Much Ado About Nothing, by William Shakespeare
Shakespeare’s dramatic works, of course, are all meant to be read aloud — they are plays, after all. But if we could only pick one, we’d choose Much Ado, one of the bard’s wittiest, most charming productions, which is certainly saying something. In truth, it would be preferable if you could get a few of your friends to read it out loud to you, but that may be pushing it a bit.
Just, if he send me no husband; for the which
blessing I am at him upon my knees every morning and
evening. Lord, I could not endure a husband with a
beard on his face: I had rather lie in the woollen.
You may light on a husband that hath no beard.
What should I do with him? dress him in my apparel
and make him my waiting-gentlewoman? He that hath a
beard is more than a youth, and he that hath no

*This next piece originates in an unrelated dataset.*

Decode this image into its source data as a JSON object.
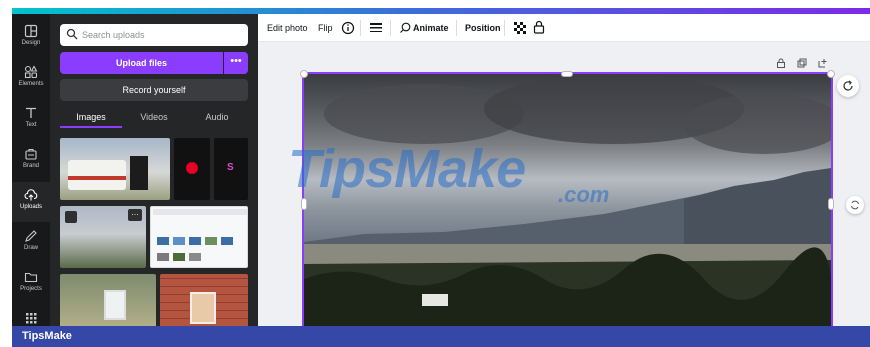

beard is less than a man: and he that is more than
a youth is not for me, and he that is less than a
man, I am not for him: therefore, I will even take
sixpence in earnest of the bear-ward, and lead his

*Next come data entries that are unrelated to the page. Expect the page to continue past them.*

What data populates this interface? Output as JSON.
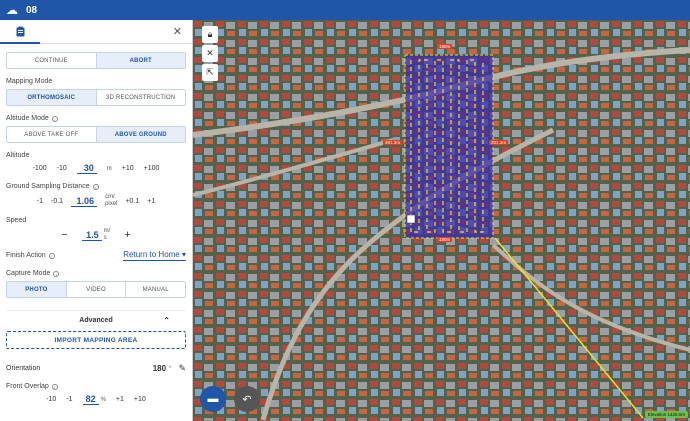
{
  "topbar": {
    "menu_icon": "cloud-icon",
    "title": "08"
  },
  "panel": {
    "tab_icon": "clipboard-icon",
    "actions": [
      "CONTINUE",
      "ABORT"
    ],
    "mapping_mode": {
      "label": "Mapping Mode",
      "options": [
        "ORTHOMOSAIC",
        "3D RECONSTRUCTION"
      ],
      "selected": 0
    },
    "altitude_mode": {
      "label": "Altitude Mode",
      "options": [
        "ABOVE TAKE OFF",
        "ABOVE GROUND"
      ],
      "selected": 1
    },
    "altitude": {
      "label": "Altitude",
      "steps_down": [
        "-100",
        "-10"
      ],
      "value": "30",
      "unit": "m",
      "steps_up": [
        "+10",
        "+100"
      ]
    },
    "gsd": {
      "label": "Ground Sampling Distance",
      "steps_down": [
        "-1",
        "-0.1"
      ],
      "value": "1.06",
      "unit": "cm/\npixel",
      "steps_up": [
        "+0.1",
        "+1"
      ]
    },
    "speed": {
      "label": "Speed",
      "minus": "−",
      "value": "1.5",
      "unit": "m/\ns",
      "plus": "+"
    },
    "finish_action": {
      "label": "Finish Action",
      "value": "Return to Home"
    },
    "capture_mode": {
      "label": "Capture Mode",
      "options": [
        "PHOTO",
        "VIDEO",
        "MANUAL"
      ],
      "selected": 0
    },
    "advanced": {
      "label": "Advanced"
    },
    "import_button": "IMPORT MAPPING AREA",
    "orientation": {
      "label": "Orientation",
      "value": "180",
      "unit": "°"
    },
    "front_overlap": {
      "label": "Front Overlap",
      "steps_down": [
        "-10",
        "-1"
      ],
      "value": "82",
      "unit": "%",
      "steps_up": [
        "+1",
        "+10"
      ]
    }
  },
  "map": {
    "labels": {
      "top": "180m",
      "left": "201.3m",
      "right": "201.3m",
      "bottom": "180m"
    },
    "elevation": "Elevation 1425.0m",
    "colors": {
      "flight_area": "#3a2bb0",
      "path": "#f2e024",
      "line": "#f2e024"
    }
  }
}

apes into hell.
Well, then, go you into hell?
No, but to the gate; and there will the devil meet
me, like an old cuckold, with horns on his head, and

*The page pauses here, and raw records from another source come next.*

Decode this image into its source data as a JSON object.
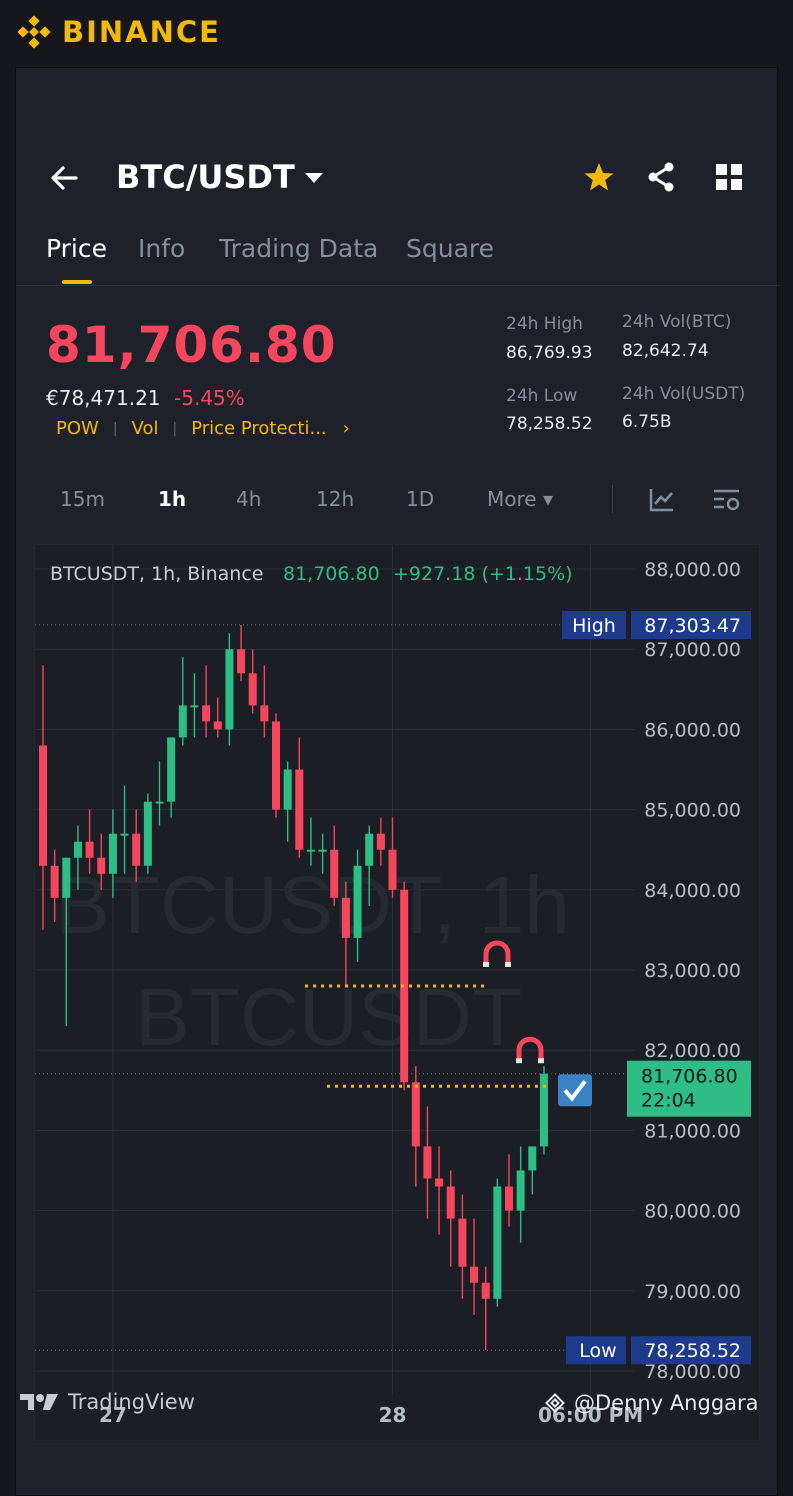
{
  "brand": {
    "name": "BINANCE",
    "logo_icon": "binance-diamond-logo",
    "color": "#f0b90b"
  },
  "header": {
    "pair": "BTC/USDT",
    "icons": [
      "back-arrow-icon",
      "chevron-down-icon",
      "star-icon",
      "share-icon",
      "grid-icon"
    ]
  },
  "tabs": [
    {
      "label": "Price",
      "active": true
    },
    {
      "label": "Info",
      "active": false
    },
    {
      "label": "Trading Data",
      "active": false
    },
    {
      "label": "Square",
      "active": false
    }
  ],
  "ticker": {
    "last_price": "81,706.80",
    "eur_price": "€78,471.21",
    "change_pct": "-5.45%",
    "tags": [
      "POW",
      "Vol",
      "Price Protecti..."
    ],
    "tags_chevron": "›",
    "high_label": "24h High",
    "high_value": "86,769.93",
    "vol_btc_label": "24h Vol(BTC)",
    "vol_btc_value": "82,642.74",
    "low_label": "24h Low",
    "low_value": "78,258.52",
    "vol_usdt_label": "24h Vol(USDT)",
    "vol_usdt_value": "6.75B"
  },
  "intervals": {
    "items": [
      {
        "label": "15m",
        "active": false
      },
      {
        "label": "1h",
        "active": true
      },
      {
        "label": "4h",
        "active": false
      },
      {
        "label": "12h",
        "active": false
      },
      {
        "label": "1D",
        "active": false
      },
      {
        "label": "More ▾",
        "active": false
      }
    ],
    "icons": [
      "indicator-icon",
      "chart-settings-icon"
    ]
  },
  "chart_data": {
    "type": "candlestick",
    "legend_symbol": "BTCUSDT, 1h, Binance",
    "legend_price": "81,706.80",
    "legend_change": "+927.18 (+1.15%)",
    "watermark_line1": "BTCUSDT, 1h",
    "watermark_line2": "BTCUSDT",
    "y_ticks": [
      "88,000.00",
      "87,000.00",
      "86,000.00",
      "85,000.00",
      "84,000.00",
      "83,000.00",
      "82,000.00",
      "81,000.00",
      "80,000.00",
      "79,000.00",
      "78,000.00"
    ],
    "ylim": [
      77700,
      88300
    ],
    "x_ticks": [
      "27",
      "28",
      "06:00 PM"
    ],
    "high_marker": {
      "label": "High",
      "value": "87,303.47"
    },
    "low_marker": {
      "label": "Low",
      "value": "78,258.52"
    },
    "last_marker": {
      "value": "81,706.80",
      "countdown": "22:04"
    },
    "alert_lines": [
      82800,
      81550
    ],
    "colors": {
      "up": "#2ebd85",
      "down": "#f6465d",
      "grid": "#2a2e36",
      "axis_text": "#b7bdc6"
    },
    "candles": [
      [
        85800,
        86800,
        83500,
        84300
      ],
      [
        84300,
        84500,
        83600,
        83900
      ],
      [
        83900,
        84400,
        82300,
        84400
      ],
      [
        84400,
        84800,
        84000,
        84600
      ],
      [
        84600,
        85000,
        84200,
        84400
      ],
      [
        84400,
        84700,
        84000,
        84200
      ],
      [
        84200,
        85000,
        83900,
        84700
      ],
      [
        84700,
        85300,
        84200,
        84700
      ],
      [
        84700,
        85000,
        84100,
        84300
      ],
      [
        84300,
        85200,
        84200,
        85100
      ],
      [
        85100,
        85600,
        84800,
        85100
      ],
      [
        85100,
        85900,
        84900,
        85900
      ],
      [
        85900,
        86900,
        85800,
        86300
      ],
      [
        86300,
        86700,
        85900,
        86300
      ],
      [
        86300,
        86800,
        85900,
        86100
      ],
      [
        86100,
        86400,
        85900,
        86000
      ],
      [
        86000,
        87200,
        85800,
        87000
      ],
      [
        87000,
        87303,
        86600,
        86700
      ],
      [
        86700,
        87000,
        86200,
        86300
      ],
      [
        86300,
        86800,
        85900,
        86100
      ],
      [
        86100,
        86200,
        84900,
        85000
      ],
      [
        85000,
        85600,
        84600,
        85500
      ],
      [
        85500,
        85900,
        84400,
        84500
      ],
      [
        84500,
        84900,
        84300,
        84500
      ],
      [
        84500,
        84700,
        84200,
        84500
      ],
      [
        84500,
        84800,
        83800,
        83900
      ],
      [
        83900,
        84100,
        82800,
        83400
      ],
      [
        83400,
        84500,
        83100,
        84300
      ],
      [
        84300,
        84800,
        83800,
        84700
      ],
      [
        84700,
        84900,
        84300,
        84500
      ],
      [
        84500,
        84900,
        83900,
        84000
      ],
      [
        84000,
        84100,
        81500,
        81600
      ],
      [
        81600,
        81800,
        80300,
        80800
      ],
      [
        80800,
        81300,
        79900,
        80400
      ],
      [
        80400,
        80800,
        79700,
        80300
      ],
      [
        80300,
        80500,
        79300,
        79900
      ],
      [
        79900,
        80200,
        78900,
        79300
      ],
      [
        79300,
        79900,
        78700,
        79100
      ],
      [
        79100,
        79300,
        78258,
        78900
      ],
      [
        78900,
        80400,
        78800,
        80300
      ],
      [
        80300,
        80700,
        79800,
        80000
      ],
      [
        80000,
        80800,
        79600,
        80500
      ],
      [
        80500,
        80800,
        80200,
        80800
      ],
      [
        80800,
        81800,
        80700,
        81706.8
      ]
    ]
  },
  "footer": {
    "tradingview_label": "TradingView",
    "user_label": "@Denny Anggara"
  }
}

say ‘Get you to heaven, Beatrice, get you to
heaven; here’s no place for you maids:’ so deliver
I up my apes, and away to Saint Peter for the
heavens; he shows me where the bachelors sit, and
there live we as merry as the day is long.